BEGIN

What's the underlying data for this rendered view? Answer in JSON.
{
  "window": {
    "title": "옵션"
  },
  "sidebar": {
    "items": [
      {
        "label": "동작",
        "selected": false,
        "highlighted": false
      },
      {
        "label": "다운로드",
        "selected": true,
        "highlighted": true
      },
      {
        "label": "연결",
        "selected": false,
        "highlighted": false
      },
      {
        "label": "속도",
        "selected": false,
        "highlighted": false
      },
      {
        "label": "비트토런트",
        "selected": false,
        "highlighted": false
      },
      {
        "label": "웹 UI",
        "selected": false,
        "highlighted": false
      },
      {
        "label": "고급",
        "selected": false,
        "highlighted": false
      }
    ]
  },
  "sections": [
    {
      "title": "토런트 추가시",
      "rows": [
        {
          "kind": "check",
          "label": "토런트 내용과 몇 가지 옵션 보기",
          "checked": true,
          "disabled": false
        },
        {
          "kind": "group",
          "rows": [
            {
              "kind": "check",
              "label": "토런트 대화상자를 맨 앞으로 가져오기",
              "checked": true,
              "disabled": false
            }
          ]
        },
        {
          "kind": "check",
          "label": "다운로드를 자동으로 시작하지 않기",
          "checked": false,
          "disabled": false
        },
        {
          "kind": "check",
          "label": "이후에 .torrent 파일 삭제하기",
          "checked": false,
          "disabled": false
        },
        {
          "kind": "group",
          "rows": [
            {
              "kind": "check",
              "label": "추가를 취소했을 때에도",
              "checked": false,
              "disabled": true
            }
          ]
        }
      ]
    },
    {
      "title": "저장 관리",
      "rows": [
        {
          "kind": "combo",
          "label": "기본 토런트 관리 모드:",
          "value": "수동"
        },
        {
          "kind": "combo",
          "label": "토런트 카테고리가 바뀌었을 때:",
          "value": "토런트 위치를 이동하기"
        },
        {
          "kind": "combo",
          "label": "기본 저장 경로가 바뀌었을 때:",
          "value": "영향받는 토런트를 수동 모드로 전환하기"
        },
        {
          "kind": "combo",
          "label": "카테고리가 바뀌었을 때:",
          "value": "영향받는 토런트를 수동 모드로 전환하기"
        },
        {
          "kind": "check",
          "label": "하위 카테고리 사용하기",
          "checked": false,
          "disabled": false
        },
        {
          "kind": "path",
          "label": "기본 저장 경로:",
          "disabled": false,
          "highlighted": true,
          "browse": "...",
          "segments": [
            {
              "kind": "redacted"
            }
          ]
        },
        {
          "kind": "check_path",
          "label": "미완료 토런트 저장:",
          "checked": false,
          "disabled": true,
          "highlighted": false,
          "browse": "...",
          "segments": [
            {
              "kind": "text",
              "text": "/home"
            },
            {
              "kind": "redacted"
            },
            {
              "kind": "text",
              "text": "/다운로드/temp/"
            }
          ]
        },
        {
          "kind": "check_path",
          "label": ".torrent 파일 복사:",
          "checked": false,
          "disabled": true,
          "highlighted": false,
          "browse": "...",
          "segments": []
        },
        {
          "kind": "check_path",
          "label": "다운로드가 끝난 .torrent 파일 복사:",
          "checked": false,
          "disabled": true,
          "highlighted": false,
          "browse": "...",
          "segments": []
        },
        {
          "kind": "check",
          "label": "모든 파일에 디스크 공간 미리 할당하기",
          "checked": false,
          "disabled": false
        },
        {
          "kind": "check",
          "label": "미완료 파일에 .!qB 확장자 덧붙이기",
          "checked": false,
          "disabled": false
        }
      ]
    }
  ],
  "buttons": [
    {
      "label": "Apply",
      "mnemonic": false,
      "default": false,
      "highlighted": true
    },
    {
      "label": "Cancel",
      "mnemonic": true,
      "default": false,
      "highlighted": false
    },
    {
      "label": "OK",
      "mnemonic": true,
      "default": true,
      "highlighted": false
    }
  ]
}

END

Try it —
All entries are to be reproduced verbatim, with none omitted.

Written answer —
What's the underlying data for this rendered view? Answer in JSON.
{
  "window": {
    "title": "옵션"
  },
  "sidebar": {
    "items": [
      {
        "label": "동작",
        "selected": false,
        "highlighted": false
      },
      {
        "label": "다운로드",
        "selected": true,
        "highlighted": true
      },
      {
        "label": "연결",
        "selected": false,
        "highlighted": false
      },
      {
        "label": "속도",
        "selected": false,
        "highlighted": false
      },
      {
        "label": "비트토런트",
        "selected": false,
        "highlighted": false
      },
      {
        "label": "웹 UI",
        "selected": false,
        "highlighted": false
      },
      {
        "label": "고급",
        "selected": false,
        "highlighted": false
      }
    ]
  },
  "sections": [
    {
      "title": "토런트 추가시",
      "rows": [
        {
          "kind": "check",
          "label": "토런트 내용과 몇 가지 옵션 보기",
          "checked": true,
          "disabled": false
        },
        {
          "kind": "group",
          "rows": [
            {
              "kind": "check",
              "label": "토런트 대화상자를 맨 앞으로 가져오기",
              "checked": true,
              "disabled": false
            }
          ]
        },
        {
          "kind": "check",
          "label": "다운로드를 자동으로 시작하지 않기",
          "checked": false,
          "disabled": false
        },
        {
          "kind": "check",
          "label": "이후에 .torrent 파일 삭제하기",
          "checked": false,
          "disabled": false
        },
        {
          "kind": "group",
          "rows": [
            {
              "kind": "check",
              "label": "추가를 취소했을 때에도",
              "checked": false,
              "disabled": true
            }
          ]
        }
      ]
    },
    {
      "title": "저장 관리",
      "rows": [
        {
          "kind": "combo",
          "label": "기본 토런트 관리 모드:",
          "value": "수동"
        },
        {
          "kind": "combo",
          "label": "토런트 카테고리가 바뀌었을 때:",
          "value": "토런트 위치를 이동하기"
        },
        {
          "kind": "combo",
          "label": "기본 저장 경로가 바뀌었을 때:",
          "value": "영향받는 토런트를 수동 모드로 전환하기"
        },
        {
          "kind": "combo",
          "label": "카테고리가 바뀌었을 때:",
          "value": "영향받는 토런트를 수동 모드로 전환하기"
        },
        {
          "kind": "check",
          "label": "하위 카테고리 사용하기",
          "checked": false,
          "disabled": false
        },
        {
          "kind": "path",
          "label": "기본 저장 경로:",
          "disabled": false,
          "highlighted": true,
          "browse": "...",
          "segments": [
            {
              "kind": "redacted"
            }
          ]
        },
        {
          "kind": "check_path",
          "label": "미완료 토런트 저장:",
          "checked": false,
          "disabled": true,
          "highlighted": false,
          "browse": "...",
          "segments": [
            {
              "kind": "text",
              "text": "/home"
            },
            {
              "kind": "redacted"
            },
            {
              "kind": "text",
              "text": "/다운로드/temp/"
            }
          ]
        },
        {
          "kind": "check_path",
          "label": ".torrent 파일 복사:",
          "checked": false,
          "disabled": true,
          "highlighted": false,
          "browse": "...",
          "segments": []
        },
        {
          "kind": "check_path",
          "label": "다운로드가 끝난 .torrent 파일 복사:",
          "checked": false,
          "disabled": true,
          "highlighted": false,
          "browse": "...",
          "segments": []
        },
        {
          "kind": "check",
          "label": "모든 파일에 디스크 공간 미리 할당하기",
          "checked": false,
          "disabled": false
        },
        {
          "kind": "check",
          "label": "미완료 파일에 .!qB 확장자 덧붙이기",
          "checked": false,
          "disabled": false
        }
      ]
    }
  ],
  "buttons": [
    {
      "label": "Apply",
      "mnemonic": false,
      "default": false,
      "highlighted": true
    },
    {
      "label": "Cancel",
      "mnemonic": true,
      "default": false,
      "highlighted": false
    },
    {
      "label": "OK",
      "mnemonic": true,
      "default": true,
      "highlighted": false
    }
  ]
}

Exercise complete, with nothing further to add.